    Manipulatives are objects kids can move around to demonstrate more abstract concepts they are learning. They are often used when counting, measuring, making patterns, sorting, and more. They are generally small enough for children to easily move, and they can often be used for a wide variety of tasks. Manipulatives are a way for children to visually show their thinking. By watching kids as they use manipulatives, we can see the process they undertake to solve a problem. They also provide a concrete way to show abstract ideas.

    Common Household Items That Could be Used as Manipulatives

    • Beans
    • Cereal
    • Small Toys
    • Crayons
    • Pencils
    • Popsicle sticks
    • Coins

    Book Talks 

    Book Talks involve an adult and child having a conversation around the text they are reading aloud together. Using this strategy can help your child build vocabulary and verbal fluency skills and better understand story structure and meaning. Book Talks are a strategy to support reading comprehension.

    To help children connect stories or text to their own lives, ask them questions such as:

    • What does this remind you of?
    • These _____ are _________. What _______ objects do you have in your home? Ex. These blocks are blue – what blue objects do you have in your home?
    • The boy in the story loved his pet hamster. Do you have any pets? Tell me about them.

    Ask children to describe their thinking with questions such as:

    • Why do you think that happened?
    • What was the character's problem? Was it solved? How?

    Breaking Assignments Into Manageable Chunks

    It is not uncommon for children with learning differences to become overwhelmed by projects or activities. One way to support their success and help them avoid these feelings is by breaking activities or tasks into manageable chunks. These step by step tips can help you support your child with breaking down assignments into smaller pieces. The smaller the chunks the more manageable they will be for your child.

    • Make a list of the materials needed.
    • Help your child gather needed supplies in advance.

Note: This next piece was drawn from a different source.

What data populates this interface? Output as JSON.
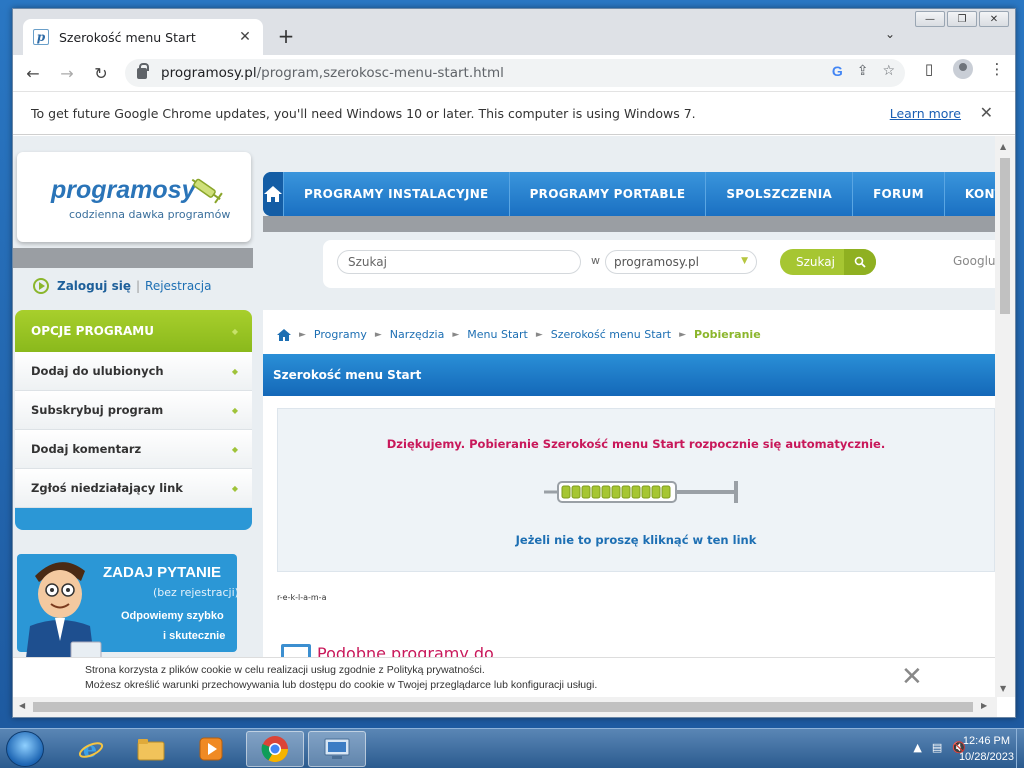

This way your child will not have to stop to search for needed items.
    • Write down or draw a picture of each step in order on cards.
    • Focus on the most important steps needed to complete the assignment.
    • Put the cards in order.
    • Help your child decide what comes first, second, etc.
    • Note questions your child has.
    • Go over each question with your child and provide any needed clarification or support.
    • Review your child’s progress with them.